From the entries below, copy out all lines holding "arrow".

======== DATA FOR THIS TASK

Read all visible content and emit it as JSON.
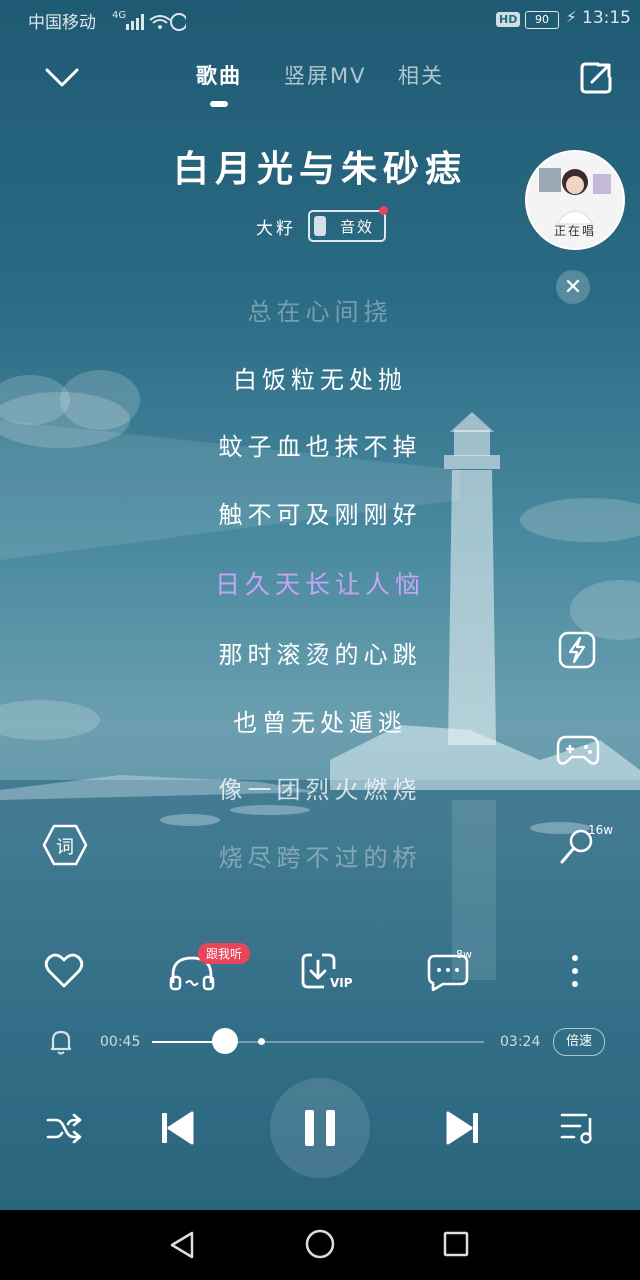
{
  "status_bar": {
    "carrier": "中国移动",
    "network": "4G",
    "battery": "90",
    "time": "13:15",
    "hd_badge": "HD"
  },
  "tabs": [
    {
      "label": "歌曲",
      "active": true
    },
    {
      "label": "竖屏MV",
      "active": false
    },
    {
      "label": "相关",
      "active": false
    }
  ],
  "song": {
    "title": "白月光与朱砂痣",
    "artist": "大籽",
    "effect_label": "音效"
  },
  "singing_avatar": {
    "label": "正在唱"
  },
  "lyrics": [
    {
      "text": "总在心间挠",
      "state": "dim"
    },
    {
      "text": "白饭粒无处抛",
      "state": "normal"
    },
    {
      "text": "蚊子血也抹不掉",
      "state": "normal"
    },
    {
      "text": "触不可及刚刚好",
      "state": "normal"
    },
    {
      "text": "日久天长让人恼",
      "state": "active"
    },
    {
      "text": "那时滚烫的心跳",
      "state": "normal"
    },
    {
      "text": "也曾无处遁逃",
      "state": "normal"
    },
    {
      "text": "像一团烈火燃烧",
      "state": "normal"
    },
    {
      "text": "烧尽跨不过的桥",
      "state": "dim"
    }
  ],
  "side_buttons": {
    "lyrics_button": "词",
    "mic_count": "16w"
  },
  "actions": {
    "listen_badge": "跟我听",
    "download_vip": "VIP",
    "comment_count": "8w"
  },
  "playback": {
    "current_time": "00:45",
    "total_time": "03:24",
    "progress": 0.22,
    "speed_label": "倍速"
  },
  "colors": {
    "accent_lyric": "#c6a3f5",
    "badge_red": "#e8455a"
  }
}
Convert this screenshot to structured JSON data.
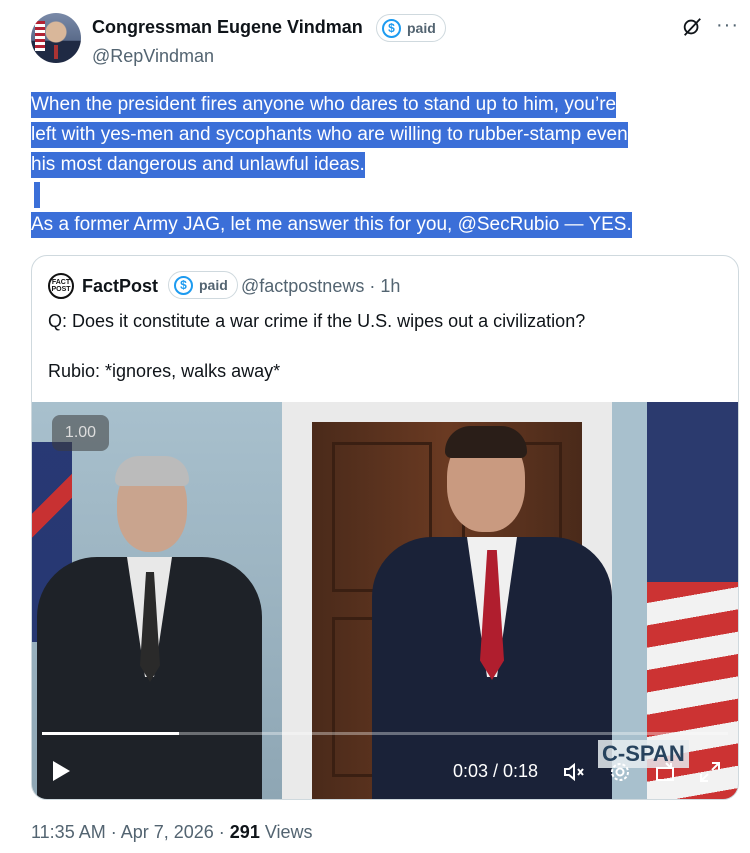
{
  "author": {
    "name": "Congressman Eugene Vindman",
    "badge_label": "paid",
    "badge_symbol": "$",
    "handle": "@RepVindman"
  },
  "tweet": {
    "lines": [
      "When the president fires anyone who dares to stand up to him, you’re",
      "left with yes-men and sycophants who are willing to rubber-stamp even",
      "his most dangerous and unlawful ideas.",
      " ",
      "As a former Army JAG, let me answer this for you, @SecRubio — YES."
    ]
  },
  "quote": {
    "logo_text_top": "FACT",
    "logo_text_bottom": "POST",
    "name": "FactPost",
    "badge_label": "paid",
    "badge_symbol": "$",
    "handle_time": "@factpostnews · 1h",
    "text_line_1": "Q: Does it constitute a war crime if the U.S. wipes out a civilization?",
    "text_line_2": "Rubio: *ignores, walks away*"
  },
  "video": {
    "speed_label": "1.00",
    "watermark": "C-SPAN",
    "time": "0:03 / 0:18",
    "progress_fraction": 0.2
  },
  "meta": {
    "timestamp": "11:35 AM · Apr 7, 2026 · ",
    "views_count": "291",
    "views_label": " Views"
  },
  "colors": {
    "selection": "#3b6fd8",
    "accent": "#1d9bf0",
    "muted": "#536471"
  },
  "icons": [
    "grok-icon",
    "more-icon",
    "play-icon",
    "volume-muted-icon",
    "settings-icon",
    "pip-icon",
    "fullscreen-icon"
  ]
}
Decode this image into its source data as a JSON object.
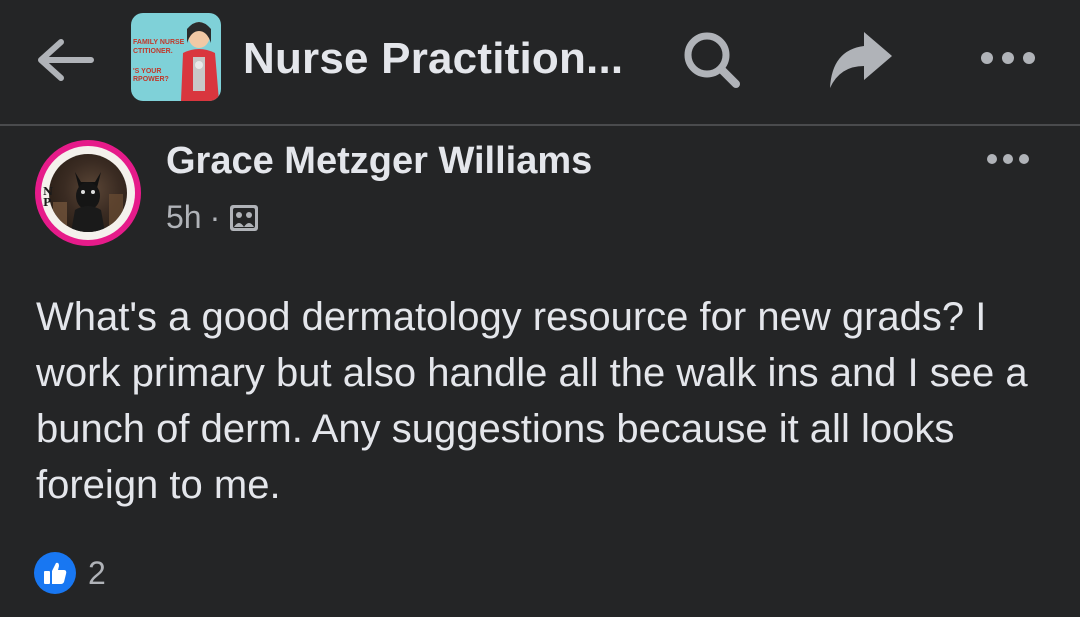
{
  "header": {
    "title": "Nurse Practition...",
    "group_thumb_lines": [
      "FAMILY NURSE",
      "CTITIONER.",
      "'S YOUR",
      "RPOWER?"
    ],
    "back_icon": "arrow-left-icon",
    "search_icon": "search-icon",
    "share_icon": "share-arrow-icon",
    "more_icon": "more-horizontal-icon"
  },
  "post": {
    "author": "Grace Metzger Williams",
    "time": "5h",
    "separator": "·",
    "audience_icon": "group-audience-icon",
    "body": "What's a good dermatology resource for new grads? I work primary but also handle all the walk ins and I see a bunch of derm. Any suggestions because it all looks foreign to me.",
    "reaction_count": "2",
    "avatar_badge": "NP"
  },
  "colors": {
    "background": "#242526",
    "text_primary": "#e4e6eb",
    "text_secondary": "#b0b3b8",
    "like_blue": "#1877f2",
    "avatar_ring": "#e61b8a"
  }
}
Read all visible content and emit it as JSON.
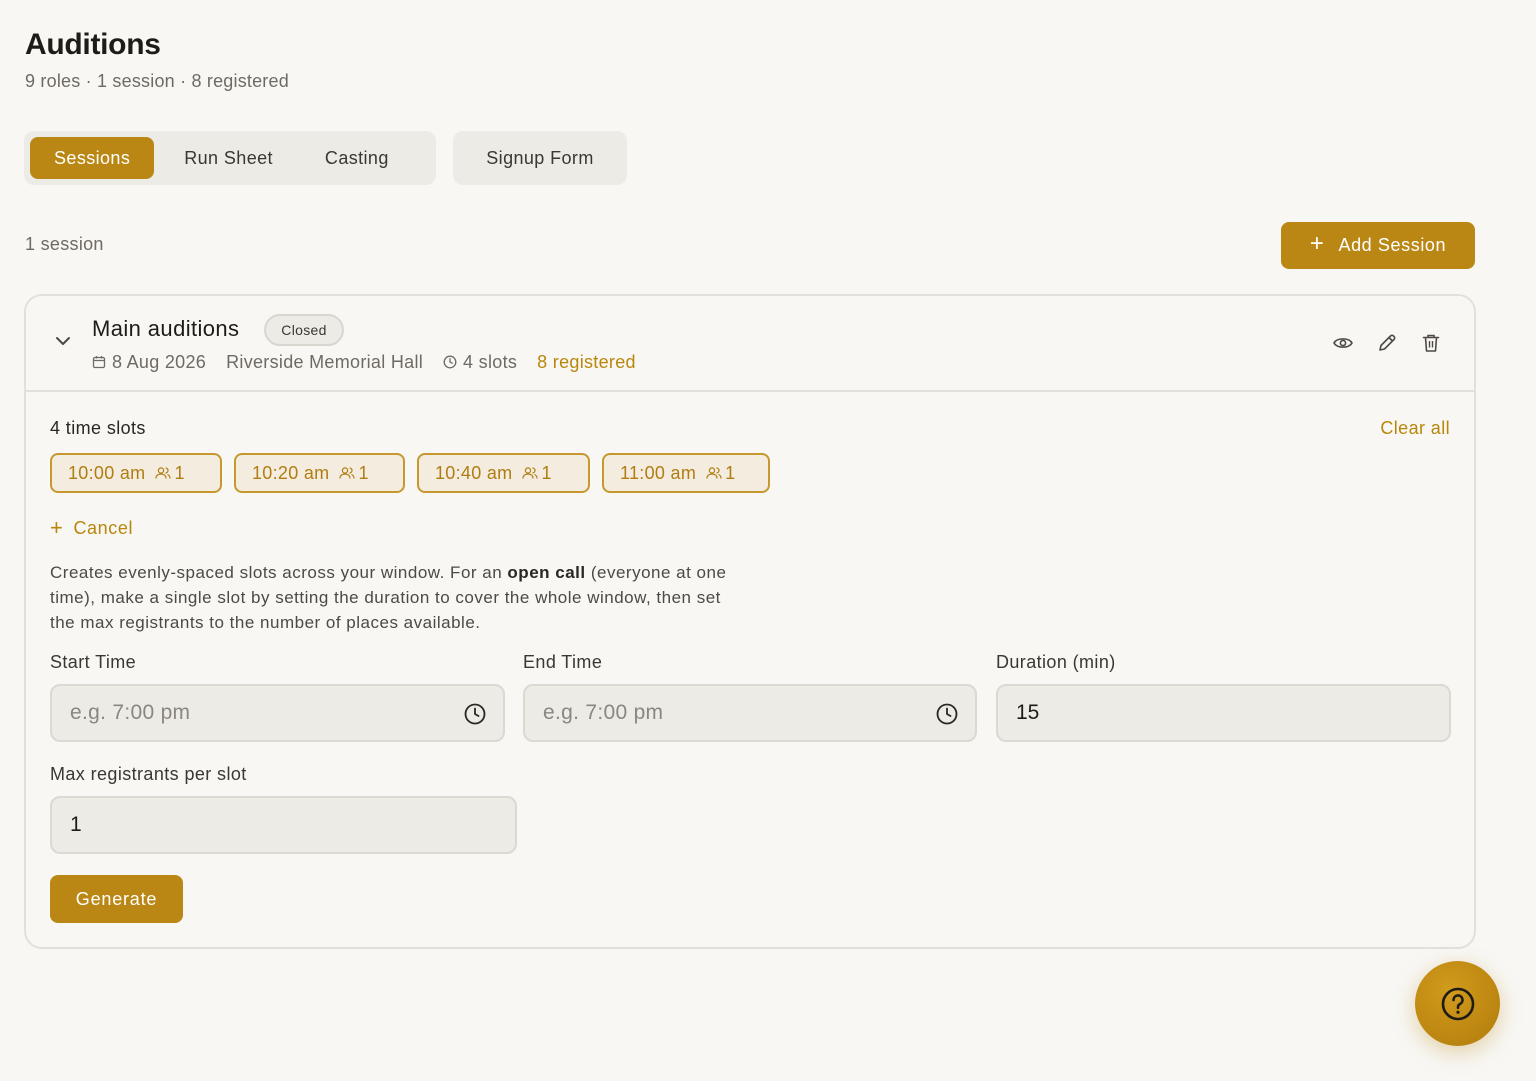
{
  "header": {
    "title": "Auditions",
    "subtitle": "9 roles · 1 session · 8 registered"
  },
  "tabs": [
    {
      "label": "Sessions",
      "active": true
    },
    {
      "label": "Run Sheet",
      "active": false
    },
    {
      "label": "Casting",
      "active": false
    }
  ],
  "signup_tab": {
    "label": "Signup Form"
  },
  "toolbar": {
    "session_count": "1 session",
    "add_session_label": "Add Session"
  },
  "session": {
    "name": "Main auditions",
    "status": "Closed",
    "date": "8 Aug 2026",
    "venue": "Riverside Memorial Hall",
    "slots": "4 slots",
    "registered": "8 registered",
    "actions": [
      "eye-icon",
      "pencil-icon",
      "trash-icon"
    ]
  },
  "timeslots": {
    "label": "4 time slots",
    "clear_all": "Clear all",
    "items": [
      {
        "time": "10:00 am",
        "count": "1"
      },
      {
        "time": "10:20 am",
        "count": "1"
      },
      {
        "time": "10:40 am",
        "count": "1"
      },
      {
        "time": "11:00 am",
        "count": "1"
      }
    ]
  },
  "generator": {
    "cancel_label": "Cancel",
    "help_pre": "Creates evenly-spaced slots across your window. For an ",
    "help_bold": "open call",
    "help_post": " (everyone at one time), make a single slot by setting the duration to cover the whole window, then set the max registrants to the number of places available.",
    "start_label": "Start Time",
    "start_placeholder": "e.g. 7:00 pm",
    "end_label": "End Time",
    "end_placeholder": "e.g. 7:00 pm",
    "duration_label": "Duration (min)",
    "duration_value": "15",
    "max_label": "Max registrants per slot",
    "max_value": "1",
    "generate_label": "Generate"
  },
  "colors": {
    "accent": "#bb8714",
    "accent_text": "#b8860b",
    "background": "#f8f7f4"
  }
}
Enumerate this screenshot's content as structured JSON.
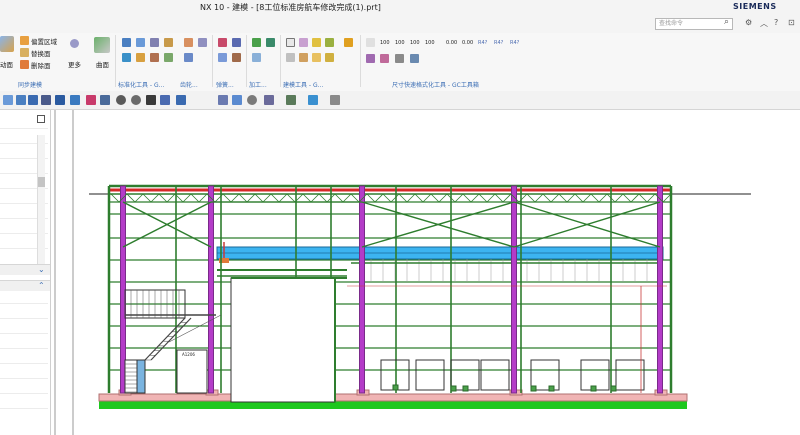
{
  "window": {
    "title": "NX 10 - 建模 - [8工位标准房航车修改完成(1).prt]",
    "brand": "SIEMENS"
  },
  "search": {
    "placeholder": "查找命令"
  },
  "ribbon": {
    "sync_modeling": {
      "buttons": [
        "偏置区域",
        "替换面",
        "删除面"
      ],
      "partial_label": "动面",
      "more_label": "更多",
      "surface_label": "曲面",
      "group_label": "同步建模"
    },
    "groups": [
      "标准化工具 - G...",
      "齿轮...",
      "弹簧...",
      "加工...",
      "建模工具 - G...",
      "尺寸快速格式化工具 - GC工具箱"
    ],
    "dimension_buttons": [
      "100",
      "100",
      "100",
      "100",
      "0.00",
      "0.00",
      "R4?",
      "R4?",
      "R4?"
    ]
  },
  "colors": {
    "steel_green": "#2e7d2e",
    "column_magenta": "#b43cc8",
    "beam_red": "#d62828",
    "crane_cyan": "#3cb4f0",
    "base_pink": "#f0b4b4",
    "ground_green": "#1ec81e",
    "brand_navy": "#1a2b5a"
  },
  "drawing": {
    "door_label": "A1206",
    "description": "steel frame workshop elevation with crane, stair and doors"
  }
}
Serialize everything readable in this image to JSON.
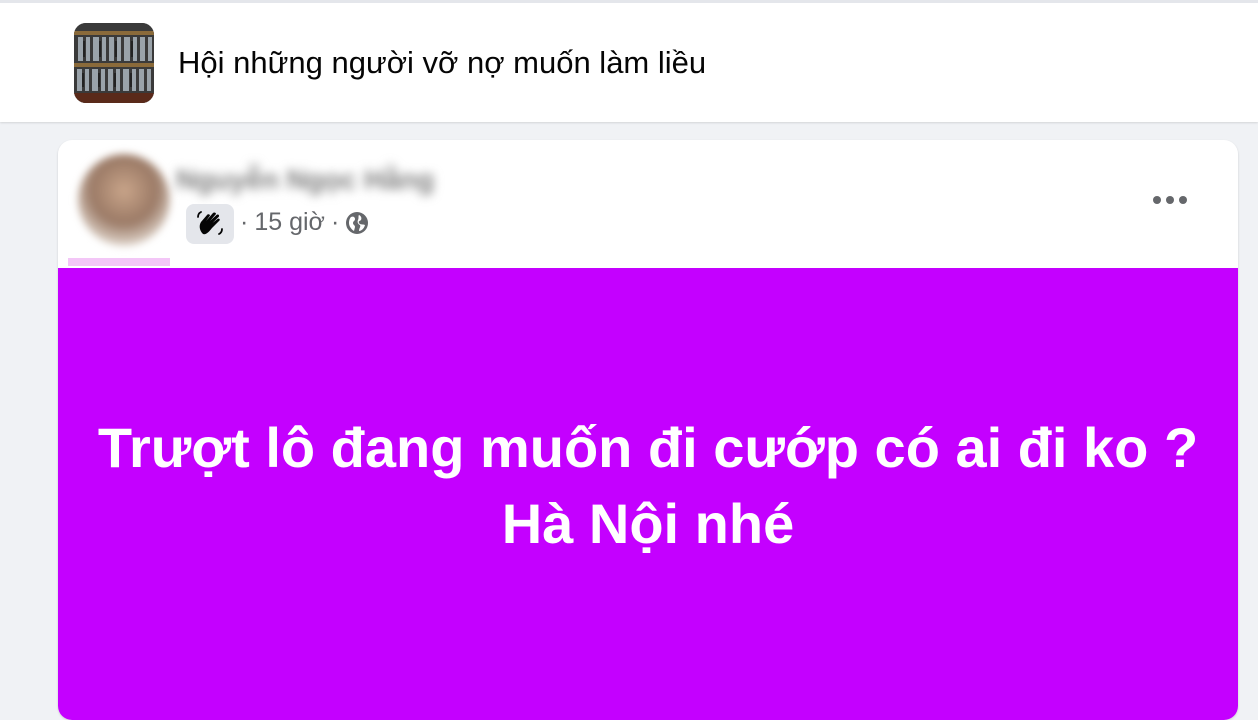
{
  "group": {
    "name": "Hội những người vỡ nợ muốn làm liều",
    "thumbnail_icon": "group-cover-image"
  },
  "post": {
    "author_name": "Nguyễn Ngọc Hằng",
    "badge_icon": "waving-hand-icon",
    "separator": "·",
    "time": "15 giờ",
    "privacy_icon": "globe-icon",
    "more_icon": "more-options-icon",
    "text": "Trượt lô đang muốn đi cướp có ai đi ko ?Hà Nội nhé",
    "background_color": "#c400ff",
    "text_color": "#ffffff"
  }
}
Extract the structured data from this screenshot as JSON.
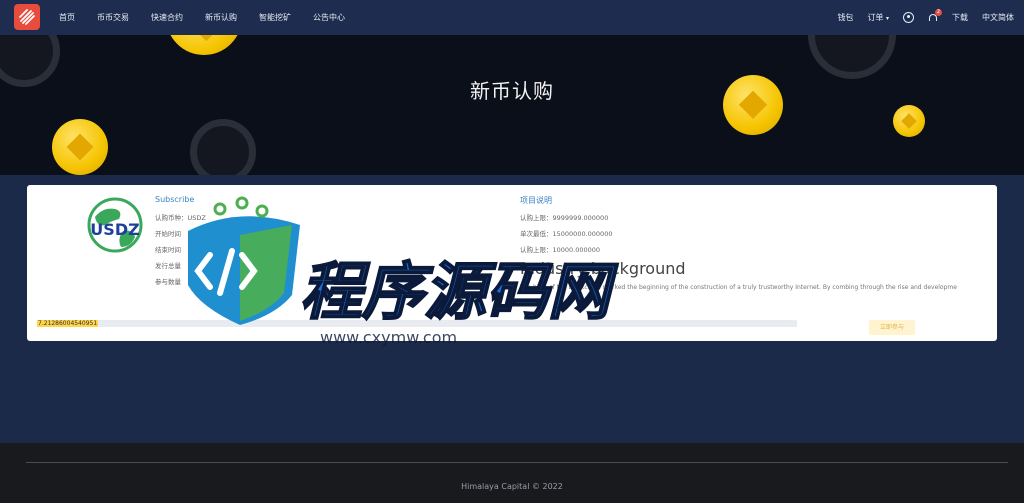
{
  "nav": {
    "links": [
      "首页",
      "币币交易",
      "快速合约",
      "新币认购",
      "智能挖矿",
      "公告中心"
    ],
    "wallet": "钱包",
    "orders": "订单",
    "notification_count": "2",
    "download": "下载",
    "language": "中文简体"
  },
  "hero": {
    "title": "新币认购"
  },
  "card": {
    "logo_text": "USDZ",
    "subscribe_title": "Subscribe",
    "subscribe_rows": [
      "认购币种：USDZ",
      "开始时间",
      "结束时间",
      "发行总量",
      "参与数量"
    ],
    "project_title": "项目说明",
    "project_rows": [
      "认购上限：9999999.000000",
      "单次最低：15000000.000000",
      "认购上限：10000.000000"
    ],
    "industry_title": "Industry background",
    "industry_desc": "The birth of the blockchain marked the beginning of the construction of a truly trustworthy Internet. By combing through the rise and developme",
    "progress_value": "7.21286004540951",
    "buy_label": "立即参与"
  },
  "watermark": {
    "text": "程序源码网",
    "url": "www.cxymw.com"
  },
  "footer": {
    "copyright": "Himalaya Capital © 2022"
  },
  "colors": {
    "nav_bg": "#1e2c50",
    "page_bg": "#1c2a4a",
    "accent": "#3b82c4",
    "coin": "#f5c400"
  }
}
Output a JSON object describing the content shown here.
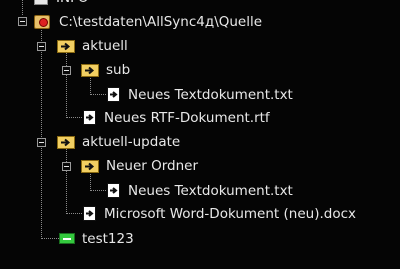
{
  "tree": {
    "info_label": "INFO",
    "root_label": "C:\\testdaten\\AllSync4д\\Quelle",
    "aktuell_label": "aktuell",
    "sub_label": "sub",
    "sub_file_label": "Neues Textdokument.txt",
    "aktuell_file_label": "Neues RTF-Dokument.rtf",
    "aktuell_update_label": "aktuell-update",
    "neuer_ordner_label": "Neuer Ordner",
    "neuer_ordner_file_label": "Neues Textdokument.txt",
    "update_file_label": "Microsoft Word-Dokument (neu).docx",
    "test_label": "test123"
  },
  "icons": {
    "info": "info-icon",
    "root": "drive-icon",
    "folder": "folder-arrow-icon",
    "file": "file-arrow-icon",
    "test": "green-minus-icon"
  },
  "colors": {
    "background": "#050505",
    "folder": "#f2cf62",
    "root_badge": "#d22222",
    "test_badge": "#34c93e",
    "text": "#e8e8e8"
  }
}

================

▶ _PROBLEM SOLUTION_
    "back_icon": "arrow-left-icon",
    "share_icon": "share-arrow-icon",
    "folder": "folder-arrow-icon",
    "file": "file-arrow-icon",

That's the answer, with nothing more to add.